BRENNAN: The Federal Budget has also allocated funding for the inland rail project to help connect Melbourne and Brisbane. It is not as much as people had been hoping for but it is a start. Does Labor have a plan for inland rail?
FITZGIBBON: Well we made a big investment in the inland rail project when last in government. We continue to support the project. We welcome the money in the Budget, but the fact is the money is only catch up on the two years, two Budget cuts over two years the Abbott/ Turnbull Governments had made previously
BRENNAN: Also in the Budget there is funding for water infrastructure, wine related tourism and promotion, additional Rural Financial Counsellors plus more money for major biosecurity projects. This is all good news for Australian agriculture but there are concerns that rural health and mobile black spots have been left off the agenda for now is this going to be a priority for Labor?
FITZGIBBON: Well what is really important to regional communities is not unlike what is important in the capital cities and that is good health and education systems. And this Government continues to make huge cuts in both. And yes, I was surprised they didnt do more on mobile black spots it is absolutely critical. The funding for Rural Counselling services is welcome but there are many western New South Wales communities who will still be without financial counselling services because of earlier cuts.

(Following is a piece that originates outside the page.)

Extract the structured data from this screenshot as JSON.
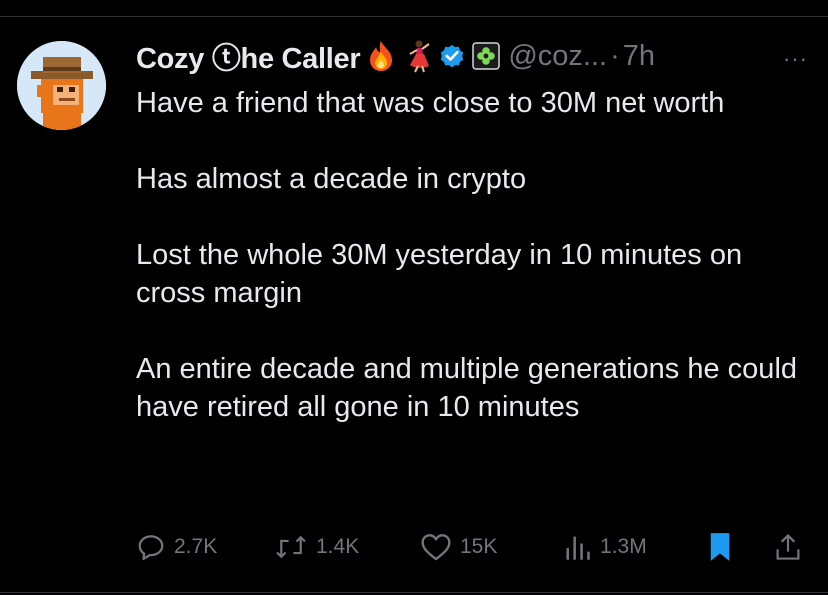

BRENNAN: Labor Leader Bill Shorten will put his election pitch to voters tonight when he delivers his official Budget Reply. What will be on offer for regional Australians?
FITZGIBBON: I think what you will see is a package which talks mainly about sustainable growth in our economy. Strong growth and therefore strong wages for regional communities with a strong emphasis on the sustainability of that growth, including for example a big shift to renewable energy.